Martin Buber was born in Vienna in 1878.
“What is Common to Us All?” (1957)
Bio from Jewish Virtual Library, 1/5/2012
He lived for a period of time with his father, Solomon Buber, a famous midrash scholar. Powerfully influenced by Ahad HaAm, he was a member of the Third Zionist Congress in 1899. When he was 26, Buber began studying Chassidic texts and was greatly moved by their spiritual message.
During World War I, he founded the Jewish National Committee, which worked at helping Eastern European Jews suffering under Axis domination. Buber was a utopian Zionist. He believed strongly that the most important possibility for Zionism was in changing the relationships between people. He wrote powerfully in favor of Arab rights in Palestine. Even in later years, he worked for the establishment of a joint Arab-Jewish state. In 1938, Buber settled in Palestine and was a professor of philosophy at Hebrew University. He died in 1965.
Martin Buber is best-known for his book I and Thou, which he wrote in 1923. It focused on the way humans relate to their world. According to Buber, frequently we view both objects and people by their functions. Doing this is sometimes good: when doctors examine us for specific maladies, it’s best if they view us as organisms, not as individuals. Scientists can learn a great deal about our world by observing, measuring, and examining. For Buber, all such processes are “I-It” relationships.
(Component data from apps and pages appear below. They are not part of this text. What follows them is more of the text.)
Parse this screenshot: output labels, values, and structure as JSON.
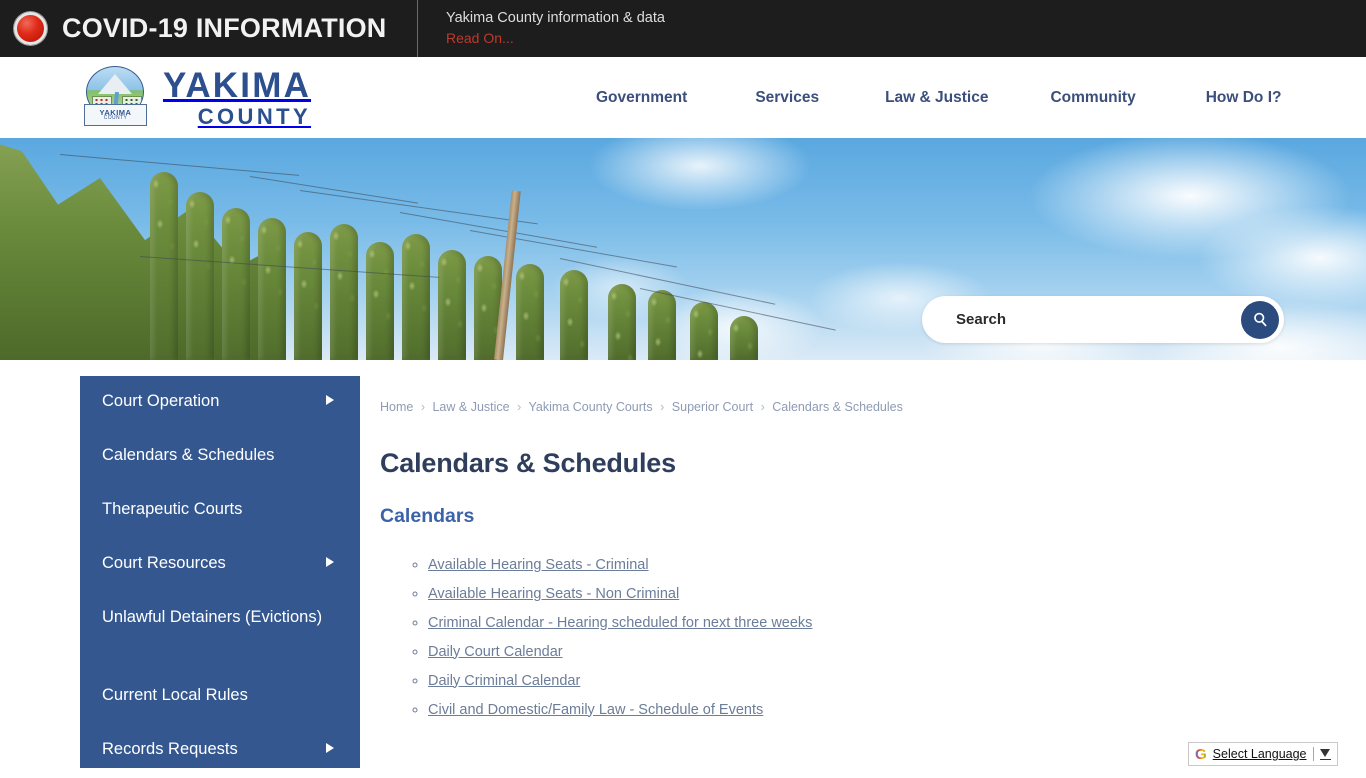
{
  "alert": {
    "icon": "red-alert-dot",
    "title": "COVID-19 INFORMATION",
    "subtitle": "Yakima County information & data",
    "read_on": "Read On..."
  },
  "header": {
    "logo": {
      "emblem_alt": "yakima-county-seal",
      "seal_word_main": "YAKIMA",
      "seal_word_sub": "COUNTY",
      "word_main": "YAKIMA",
      "word_sub": "COUNTY",
      "brand_color": "#2c4f8f"
    },
    "nav": [
      {
        "label": "Government"
      },
      {
        "label": "Services"
      },
      {
        "label": "Law & Justice"
      },
      {
        "label": "Community"
      },
      {
        "label": "How Do I?"
      }
    ]
  },
  "hero": {
    "image_alt": "hop-field-and-sky-banner",
    "search": {
      "placeholder": "Search",
      "value": "",
      "button_icon": "search-icon",
      "button_color": "#2b4b7e"
    }
  },
  "sidebar": {
    "background": "#34578f",
    "items": [
      {
        "label": "Court Operation",
        "has_submenu": true,
        "tall": false
      },
      {
        "label": "Calendars & Schedules",
        "has_submenu": false,
        "tall": false
      },
      {
        "label": "Therapeutic Courts",
        "has_submenu": false,
        "tall": false
      },
      {
        "label": "Court Resources",
        "has_submenu": true,
        "tall": false
      },
      {
        "label": "Unlawful Detainers (Evictions)",
        "has_submenu": false,
        "tall": true
      },
      {
        "label": "Current Local Rules",
        "has_submenu": false,
        "tall": false
      },
      {
        "label": "Records Requests",
        "has_submenu": true,
        "tall": false
      }
    ]
  },
  "main": {
    "breadcrumb": [
      "Home",
      "Law & Justice",
      "Yakima County Courts",
      "Superior Court",
      "Calendars & Schedules"
    ],
    "breadcrumb_separator": "›",
    "page_title": "Calendars & Schedules",
    "section_title": "Calendars",
    "links": [
      {
        "label": "Available Hearing Seats - Criminal"
      },
      {
        "label": "Available Hearing Seats - Non Criminal"
      },
      {
        "label": "Criminal Calendar - Hearing scheduled for next three weeks"
      },
      {
        "label": "Daily Court Calendar"
      },
      {
        "label": "Daily Criminal Calendar"
      },
      {
        "label": "Civil and Domestic/Family Law - Schedule of Events"
      }
    ]
  },
  "translate_widget": {
    "logo": "G",
    "label": "Select Language",
    "caret_icon": "chevron-down-icon"
  }
}
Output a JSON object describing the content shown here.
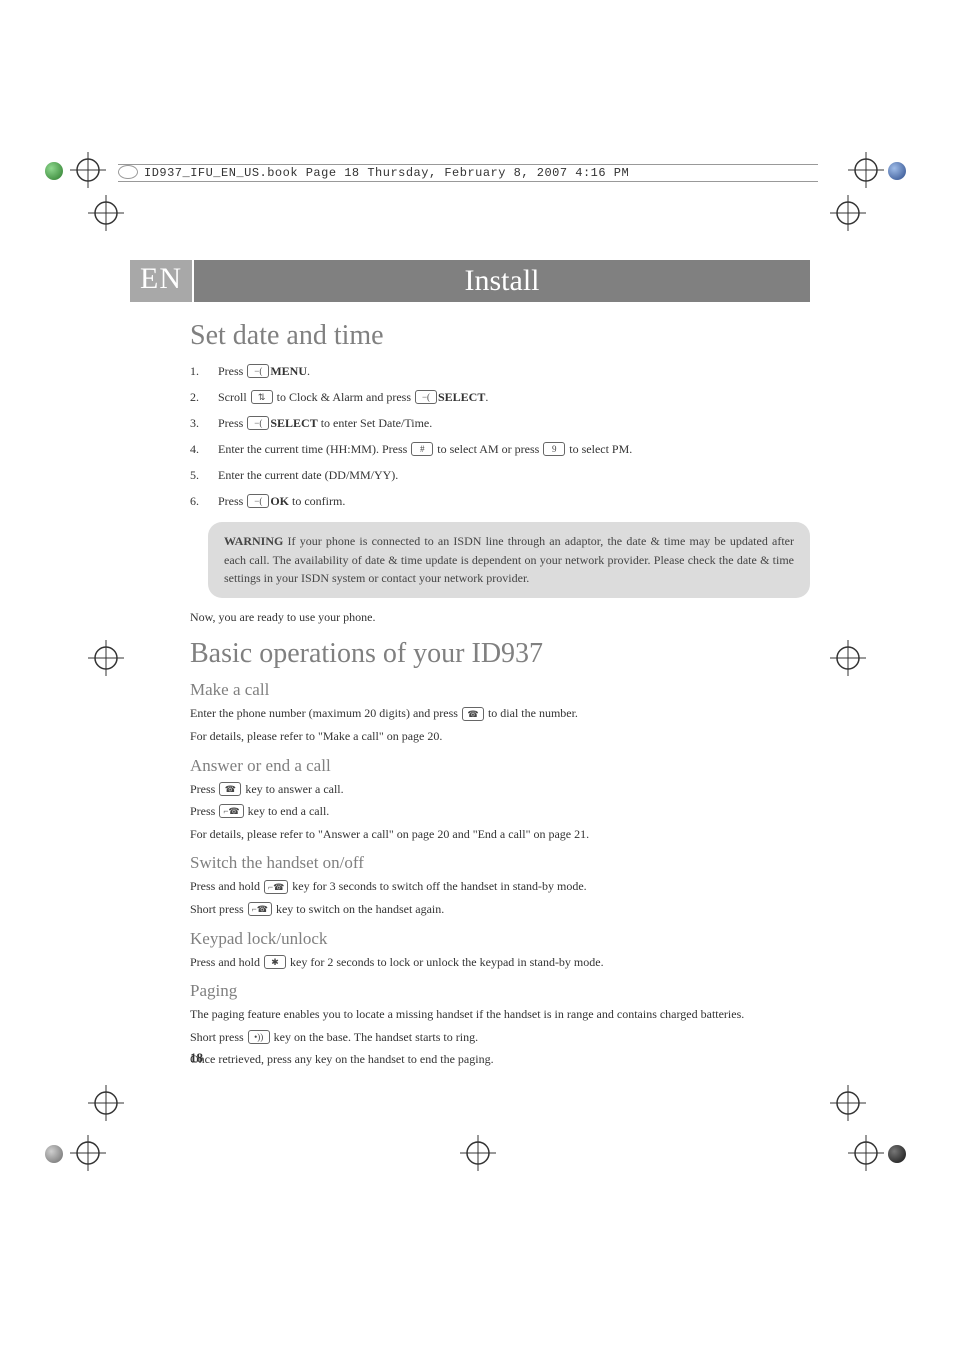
{
  "collation": "ID937_IFU_EN_US.book  Page 18  Thursday, February 8, 2007  4:16 PM",
  "lang": "EN",
  "title": "Install",
  "section1": {
    "heading": "Set date and time",
    "steps": [
      {
        "pre": "Press ",
        "icon": "−(",
        "label": "MENU",
        "post": "."
      },
      {
        "pre": "Scroll ",
        "icon": "⇅",
        "mid": " to Clock & Alarm and press ",
        "icon2": "−(",
        "label": "SELECT",
        "post": "."
      },
      {
        "pre": "Press ",
        "icon": "−(",
        "label": "SELECT",
        "post": " to enter Set Date/Time."
      },
      {
        "pre": "Enter the current time (HH:MM). Press ",
        "icon": "#",
        "mid": " to select AM or press ",
        "icon2": "9",
        "post": " to select PM."
      },
      {
        "pre": "Enter the current date (DD/MM/YY).",
        "icon": "",
        "post": ""
      },
      {
        "pre": "Press ",
        "icon": "−(",
        "label": "OK",
        "post": " to confirm."
      }
    ],
    "warning_label": "WARNING",
    "warning_text": " If your phone is connected to an ISDN line through an adaptor, the date & time may be updated after each call. The availability of date & time update is dependent on your network provider. Please check the date & time settings in your ISDN system or contact your network provider.",
    "after": "Now, you are ready to use your phone."
  },
  "section2": {
    "heading": "Basic operations of your ID937",
    "make_call": {
      "h": "Make a call",
      "p1a": "Enter the phone number (maximum 20 digits) and press ",
      "p1b": " to dial the number.",
      "p2": "For details, please refer to \"Make a call\" on page 20."
    },
    "answer": {
      "h": "Answer or end a call",
      "p1a": "Press ",
      "p1b": " key to answer a call.",
      "p2a": "Press ",
      "p2b": " key to end a call.",
      "p3": "For details, please refer to \"Answer a call\" on page 20 and \"End a call\" on page 21."
    },
    "switch": {
      "h": "Switch the handset on/off",
      "p1a": "Press and hold ",
      "p1b": " key for 3 seconds to switch off the handset in stand-by mode.",
      "p2a": "Short press ",
      "p2b": " key to switch on the handset again."
    },
    "keypad": {
      "h": "Keypad lock/unlock",
      "p1a": "Press and hold ",
      "p1b": " key for 2 seconds to lock or unlock the keypad in stand-by mode."
    },
    "paging": {
      "h": "Paging",
      "p1": "The paging feature enables you to locate a missing handset if the handset is in range and contains charged batteries.",
      "p2a": "Short press ",
      "p2b": " key on the base. The handset starts to ring.",
      "p3": "Once retrieved, press any key on the handset to end the paging."
    }
  },
  "page_number": "18",
  "icons": {
    "talk": "☎",
    "end": "⌐☎",
    "star": "✱",
    "page": "•))"
  }
}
Unfortunately, we frequently view people in the same way. Rather than truly making ourselves completely available to them, understanding them, sharing totally with them, really talking with them, we observe them or keep part of ourselves outside the moment of relationship. We do so either to protect our vulnerabilities or to get them to respond in some preconceived way, to get something from them. Buber calls such an interaction “I-It.”
It is possible, notes Buber, to place ourselves completely into a relationship, to truly understand and “be there” with another person, without masks, pretenses, even without words. Such a moment of relating is called “I-Thou.” Each person comes to such a relationship without preconditions. The bond thus created enlarges each person, and each person responds by trying to enhance the other person. The result is true dialogue, true sharing.
Buber moves from this existential description of personal relating to the religious experience. For Buber, God is the Eternal Thou. By trying to prove God’s existence or define God, the rationalist philosophers automatically established an I-It relationship.
Like a person we love, we can’t define God; we can’t set up preconditions for the relationship. We simply have to be available, open to the relationship with the Eternal Thou. And when we experience such an I-Thou relationship, the moment doesn’t need words. In fact, the most intense moments we experience with another person take place without words. Nor is the intensity of the experience significant. Buber wasn’t encouraging mystical moments. The I-Thou relationship changed the sharers, but it did so naturally, sometimes almost imperceptibly. For Buber, it is possible to have an I-Thou relationship with God through I-Thou moments with people, nature, art, the world.
Finally, Buber offers us a Jewish insight into the I-Thou relationship. After our redemption from Egypt, we as a people encountered God. We were available and open, and the Sinai moment was an I-Thou relationship for an entire people and for each individual. The Torah, the prophets, and our rabbinic texts were all written by humans expressing the I-Thou relationship with the Eternal Thou. By reading those texts and being available to the relationship inherent in them, it is also possible for us to make ourselves available for the I-Thou experience with the Eternal Thou. We must come without precondition, without expectation because that would already attempt to limit our relationship partner, God, and thus create an I-It moment. If we try to analyze the text, we again create an I-It relationship because analysis places ourselves outside of the dialogue, as an observer and not a total participant.
For Buber, to do an action because it has been previously legislated is meaningless. Only our response at the moment of I-Thou can have meaning. Because of that premise, Buber disagreed with Rosenzweig over the importance of traditional practice in daily life. It was enough to respond to the I-Thou encounter in whatever individualized way the moment created.